Are we doing enough to get everyone -- IT and business professional alike -- geared up for the data analytics-driven economy ahead of us? No way. However, the Covid-19 crisis, with its massive pressure on organizations to digitally transform overnight, has caused business leaders to step up their training in critical technology areas.
That's the key takeaway from a survey of 937 professionals, released by Netwrix, which tracked changes in IT priorities as a result of the crisis. The study, conducted in June 2020, showed that the IT skills shortage requires organizations to prioritize investment in IT staff education. The share of CIOs and IT directors that plan to invest in IT education has almost doubled since the onset of the crisis, from 20% in late 2019 to 38% now. In addition, with hiring freezes in place at many organizations, 31% of respondents see educating their current IT pros as a great option for addressing the skills shortage.
Still, we're a long way off from investing in or supporting the development of AI skills employers need for the years ahead. The Bipartisan Policy Center, a research arm of the U.S. Congress, just issued a report that stresses the need for greater AI education and training so public and private-sector organizations can stay ahead in the global economy. "Closing the AI talent gap requires a targeted approach to training, recruiting, and retaining skilled workers. This AI talent should ideally have a multidisciplinary skill set that includes ethics."

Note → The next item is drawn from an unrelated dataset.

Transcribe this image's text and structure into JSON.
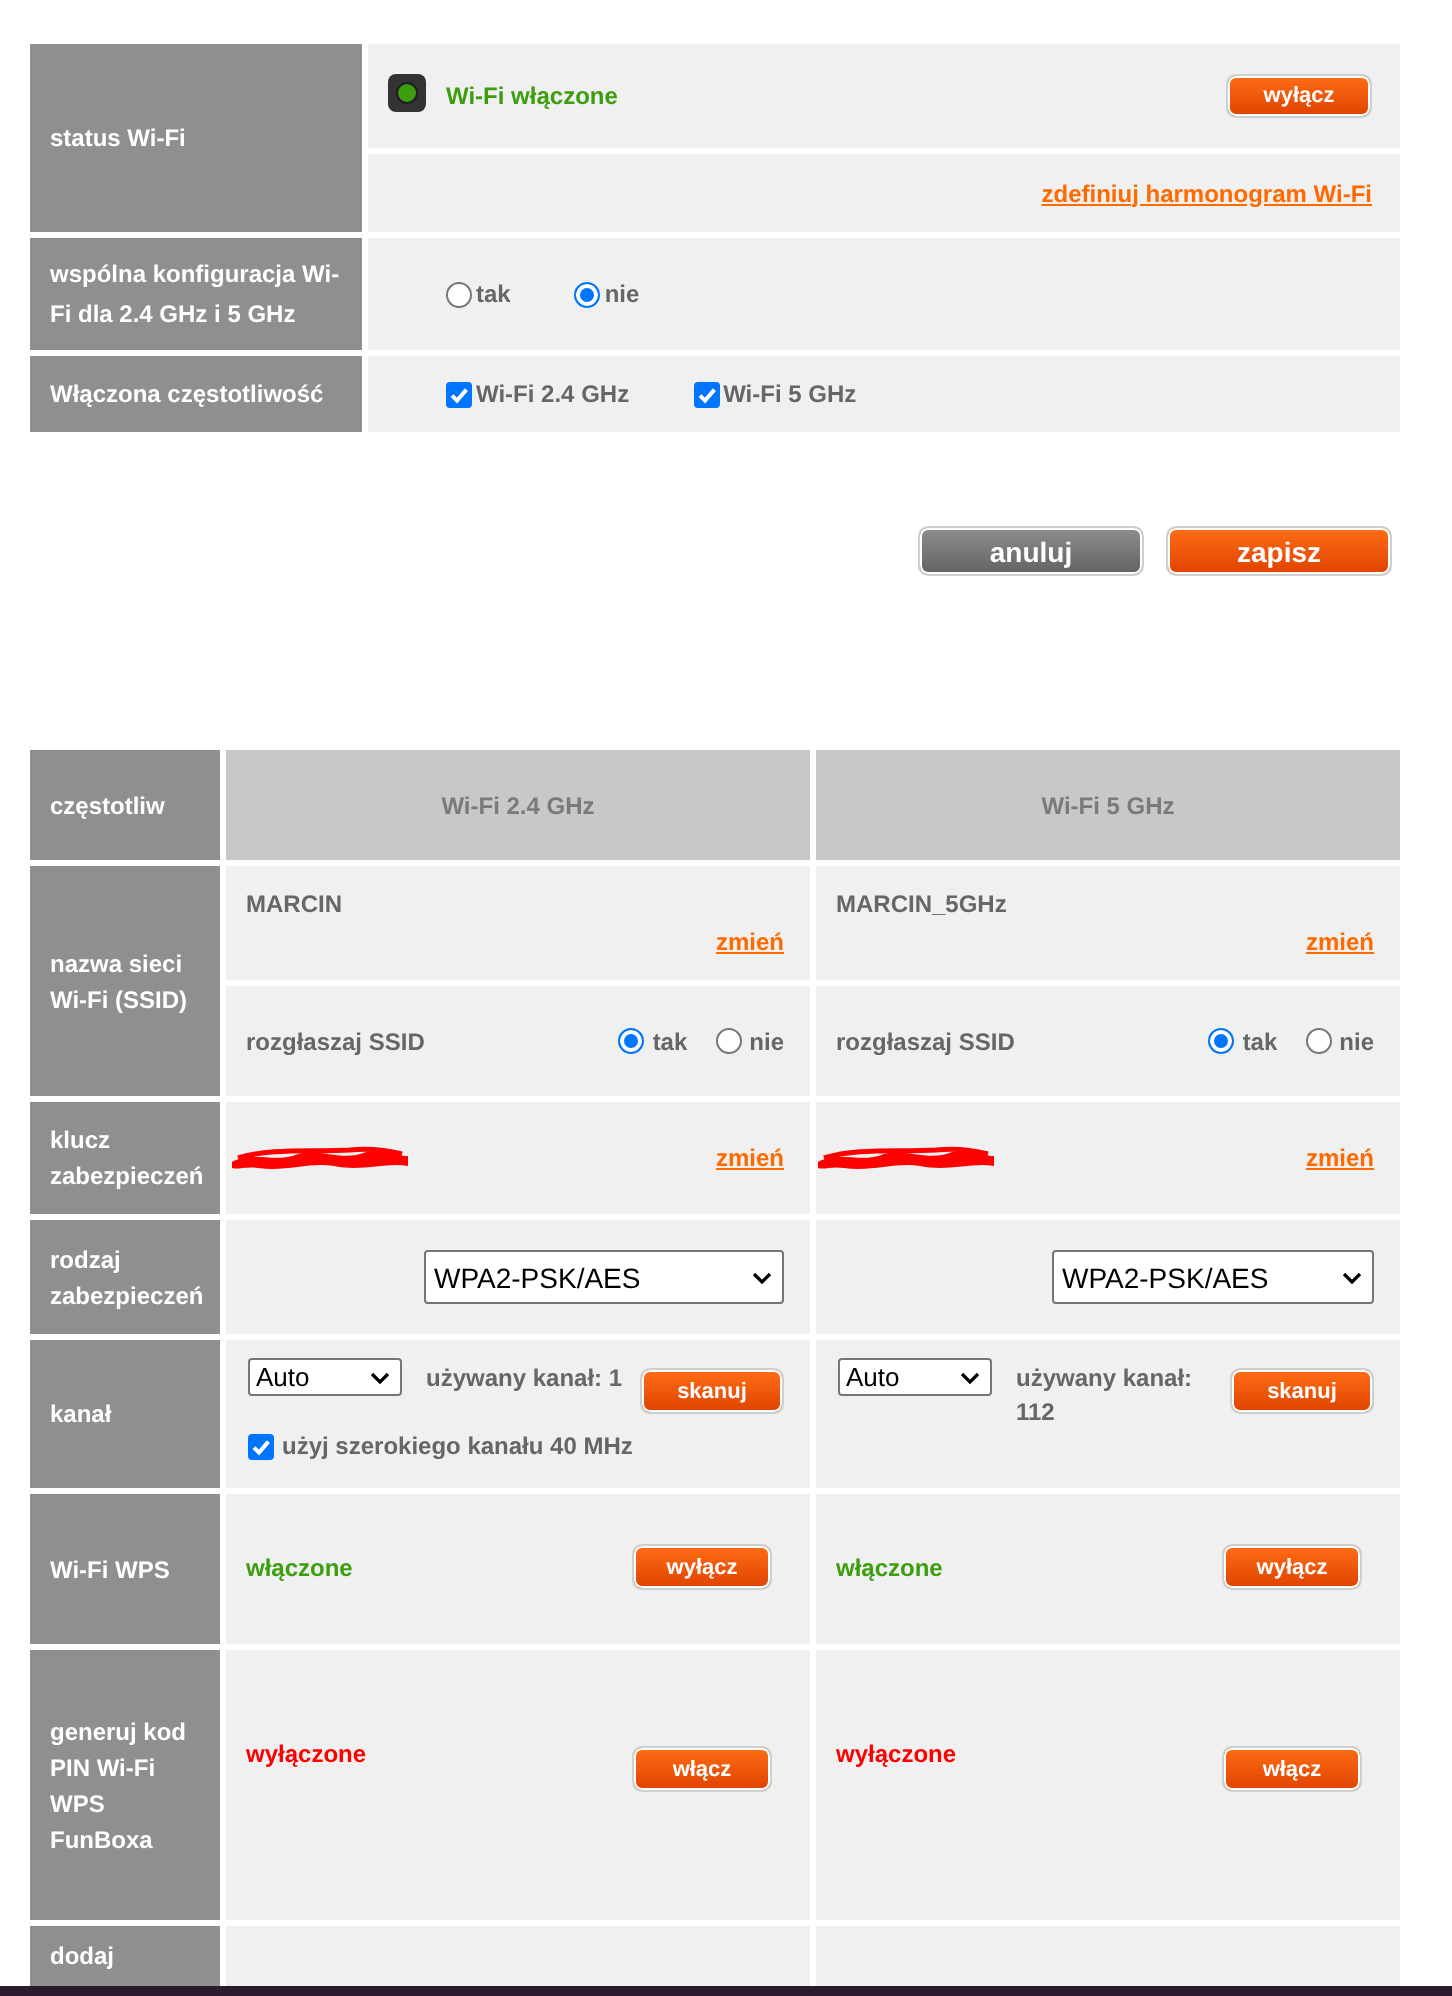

Competition for AI-skilled professionals is not limited to just technology companies, the report adds. It's "spanning almost all industries as businesses seek to leverage the strengths of AI. For instance, in the race to manufacture self-driving cars, the auto industry competes with Silicon Valley for the same experts."

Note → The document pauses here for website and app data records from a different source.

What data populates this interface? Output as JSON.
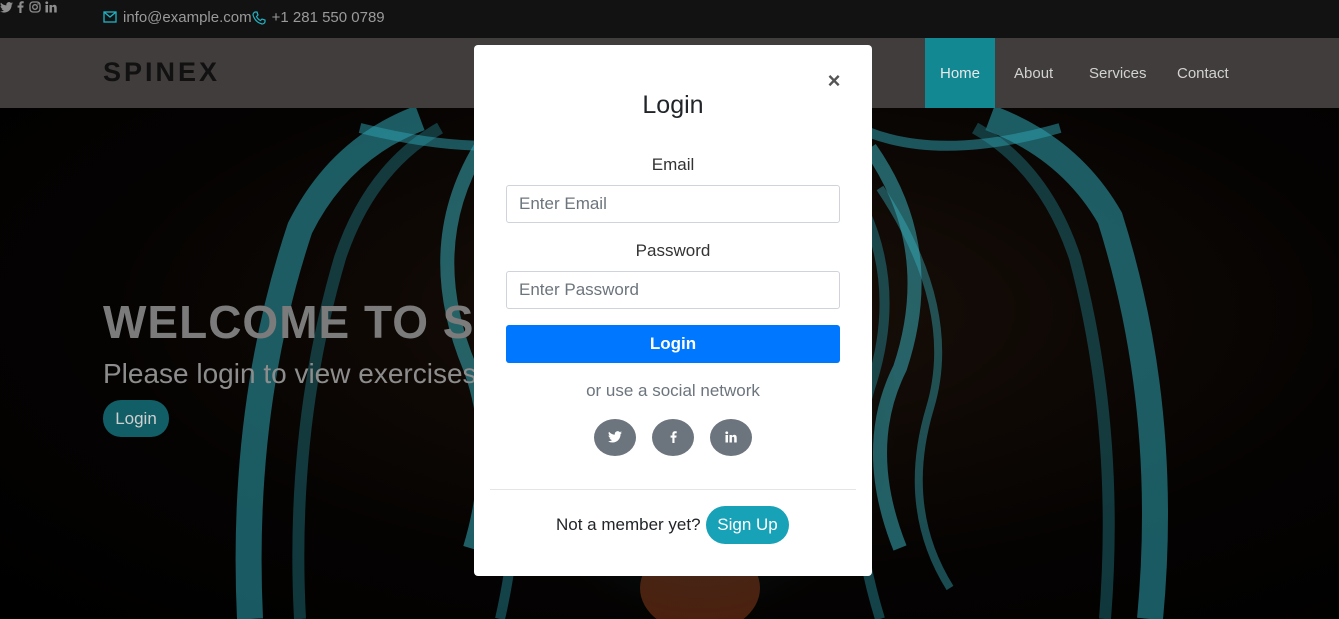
{
  "topbar": {
    "email": "info@example.com",
    "phone": "+1 281 550 0789",
    "social": [
      {
        "name": "twitter-icon",
        "glyph": "t"
      },
      {
        "name": "facebook-icon",
        "glyph": "f"
      },
      {
        "name": "instagram-icon",
        "glyph": "◎"
      },
      {
        "name": "linkedin-icon",
        "glyph": "in"
      }
    ]
  },
  "navbar": {
    "brand": "SPINEX",
    "items": [
      {
        "label": "Home",
        "active": true
      },
      {
        "label": "About",
        "active": false
      },
      {
        "label": "Services",
        "active": false
      },
      {
        "label": "Contact",
        "active": false
      }
    ]
  },
  "hero": {
    "title": "WELCOME TO SPINEX",
    "subtitle": "Please login to view exercises",
    "button": "Login"
  },
  "modal": {
    "title": "Login",
    "close": "×",
    "email_label": "Email",
    "email_placeholder": "Enter Email",
    "password_label": "Password",
    "password_placeholder": "Enter Password",
    "login_button": "Login",
    "social_text": "or use a social network",
    "social": [
      {
        "name": "twitter-icon",
        "glyph": "t"
      },
      {
        "name": "facebook-icon",
        "glyph": "f"
      },
      {
        "name": "linkedin-icon",
        "glyph": "in"
      }
    ],
    "member_text": "Not a member yet?",
    "signup_button": "Sign Up"
  },
  "colors": {
    "accent": "#128893",
    "primary": "#0077ff",
    "info": "#17a2b8",
    "social_btn": "#6c757d"
  }
}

The good news is that those professionals seeking to build up their AI resumes need not wait for corporate and government actions. There are many free or low-cost resources available from the world's leading universities that cover many key aspects of AI, machine learning, deep learning and natural language processing.
Lukas Spranger, a data scientist and software engineer, has been compiling a growing list of online courses over at the KDNuggets site. These include the following:
- Machine learning (Stanford University): Introductory course covers classic techniques.
- Introduction to Artificial Intelligence (University of California Berkeley): Covers everything pertaining to understanding AI.
- Natural Language Processing with Deep Learning (Stanford): Modern NLP techniques.
- Emerging Challenges in Deep Learning (Simons Institute): A series covering topics such as "efficient deep learning with humans in the loop," "aligning ML objectives with human values," "is deeper better when shallow is good?"
- ECE AI Seminar Series (New York University): A series covering topics such as "obstacles to progress in deep learning and AI," "The AI trinity: data + infrastructure + algorithms"
Interestingly, along with the courses mentioned above, there is also a no-code way to deploy an AI model -- that is, without writing a single line of code by employing open-source and cloud-based resources. In a recent post, Francesco Palma walks through a process for classifying pictures of flowers, using Giotto, a no-code AI platform.
The bottom line is that demand for advanced technology skills will keep growing as organizations increasingly rely on technology and digital resources to compete in an incredibly fierce global economy. Bachelors and masters degrees earned in one's twenties will only go so far -- what is happening is people will be assembling their own skillsets through ongoing learning, available through an abundance of online courses and skills refreshes.